With reference to his marriage to "a Scottish girl", the regiment was stationed in Scotland from the 4th of October 1859 and occupying barracks at Piershill, near Edinburgh, and Hamilton. The regiment stayed in Scotland, the Troops alternating between the various stations, until, between the 15th of April and the 6th of May 1861, all were in Preston and Bury. He had been at the Canterbury Cavalry Depot from the 11th of September 1866, while the regiment was in Canada, and rejoined it at York in July of 1869. He is not shown on the Regimental "Married roll" either when at Canterbury or on his discharge.
Professional research was made by the family to find a marriage certificate in Scotland, the General Index showing no trace of any Hook marriage from 1861 back to 1855, but without success. This, supported by the fact that nothing can be found in any military records of one in England does rather raise the question if there ever was one, at least officially and with the benefit of clergy. Was it perhaps a "Gretna Green" marriage?
His brother Robert (also born in Holy Trinity Parish at Clapham, London) on the 14th of December 1823, the first son of James Hook, a bricklayer, and his wife, Mary-Anne (nee Newson) had enlisted into the 13th L.D. on the 30th of October 1843 at the age of 18. His regimental number was 1187. His trade was also that of a groom. Promoted to Cpl. on the 31st of January 1852, he died (the cause of death being "Hoemoplysis. Certified.") [PB: "Haemoptysis"? i.e. coughing up blood caused by e.g. tuberculosis, chronic bronchitis etc] at Hounslow on the 17th of August 1852. His "credits" of £1/3/4d. were handed over to his brother, Alfred Hook, 13th Light Dragoons. He was buried in the churchyard of St. Leonard's at Heston on the 20th of August 1852 at the age of 27 years. (See copy of his death certificate in the 13th Hussar file.)
Newson Hook was born at Clapham on the 4th of August 1841 and enlisted as No. 562 into the 58th Foot at Westminster on the 4th of August 1859 at the age of 18 years. He was a labourer by trade.

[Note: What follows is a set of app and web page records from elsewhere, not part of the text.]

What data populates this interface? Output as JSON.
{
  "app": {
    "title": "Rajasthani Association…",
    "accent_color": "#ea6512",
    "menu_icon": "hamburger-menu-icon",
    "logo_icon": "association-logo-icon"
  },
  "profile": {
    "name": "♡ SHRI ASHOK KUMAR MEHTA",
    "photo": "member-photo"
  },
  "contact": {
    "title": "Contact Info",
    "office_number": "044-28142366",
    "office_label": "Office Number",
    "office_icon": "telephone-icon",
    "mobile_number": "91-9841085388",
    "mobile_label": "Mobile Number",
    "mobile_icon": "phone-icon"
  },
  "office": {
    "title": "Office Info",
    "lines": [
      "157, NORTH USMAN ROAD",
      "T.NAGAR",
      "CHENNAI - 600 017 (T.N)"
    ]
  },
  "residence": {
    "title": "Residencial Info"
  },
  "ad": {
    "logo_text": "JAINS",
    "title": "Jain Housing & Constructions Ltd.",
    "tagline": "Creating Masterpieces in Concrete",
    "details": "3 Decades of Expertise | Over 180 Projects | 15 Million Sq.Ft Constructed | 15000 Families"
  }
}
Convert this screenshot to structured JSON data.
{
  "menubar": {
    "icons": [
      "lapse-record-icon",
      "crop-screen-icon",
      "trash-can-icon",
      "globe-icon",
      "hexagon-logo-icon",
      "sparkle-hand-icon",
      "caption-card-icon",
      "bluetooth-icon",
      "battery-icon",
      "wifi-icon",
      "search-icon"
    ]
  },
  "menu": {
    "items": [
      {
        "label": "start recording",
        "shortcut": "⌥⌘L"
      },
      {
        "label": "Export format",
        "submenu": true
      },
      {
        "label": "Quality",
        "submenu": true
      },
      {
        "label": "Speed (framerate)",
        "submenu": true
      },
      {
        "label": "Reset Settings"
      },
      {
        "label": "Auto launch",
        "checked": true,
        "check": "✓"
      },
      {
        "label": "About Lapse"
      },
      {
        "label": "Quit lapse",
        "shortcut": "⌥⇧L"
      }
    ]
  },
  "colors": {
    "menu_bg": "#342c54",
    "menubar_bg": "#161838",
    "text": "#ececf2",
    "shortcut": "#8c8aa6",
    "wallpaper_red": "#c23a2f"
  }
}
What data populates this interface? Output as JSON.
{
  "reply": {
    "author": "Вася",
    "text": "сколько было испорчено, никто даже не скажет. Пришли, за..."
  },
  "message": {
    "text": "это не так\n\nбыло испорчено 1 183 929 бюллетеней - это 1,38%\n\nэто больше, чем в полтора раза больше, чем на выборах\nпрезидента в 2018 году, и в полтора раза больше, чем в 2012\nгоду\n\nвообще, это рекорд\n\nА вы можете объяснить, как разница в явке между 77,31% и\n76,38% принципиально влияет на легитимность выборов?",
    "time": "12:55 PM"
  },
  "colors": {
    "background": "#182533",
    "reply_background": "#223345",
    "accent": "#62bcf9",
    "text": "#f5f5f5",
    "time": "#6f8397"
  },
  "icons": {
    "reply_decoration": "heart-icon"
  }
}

On the 11th of March 1864 he purchased his discharge at Newry, Ireland, for the sum of £20 under the authority of the Adjutant General's Office at Dublin, dated the 7th of March 1864, his conduct was classed as "Very good" and was in possession of one G.C badge. (See copy of his discharge document in the 13th Hussar file.) He intended to live at Clapham, Surrey, but after marrying Mary Pentney Knight at Battersea in June 1866 emigrated to Canada in May 1870. Here he died on the 20th of March 1926. It was his fourth child, Alfred George. who became the grandfather of Mrs. Jo-Anne Ward.
A portrait exists in the family of him dressed in the uniform of a colour-sergeant of the 58th Foot, something which he never was and probably an example of "studio-props" and a desire to impress. (See copy of this in the 13th Hussar file). Two other pictures (one said to have been taken at Frazer and Anderson's Studio, High Street, Perth (which opened for business in 1851) and another with no indication on the reverse, exist, and either one of those pictured could be Alfred or Robert Hook.
Their father, James Hook, a bricklayer, died in 1849 of "T.B.". Their mother, Mary Ann (nee Newson), remarried the following year.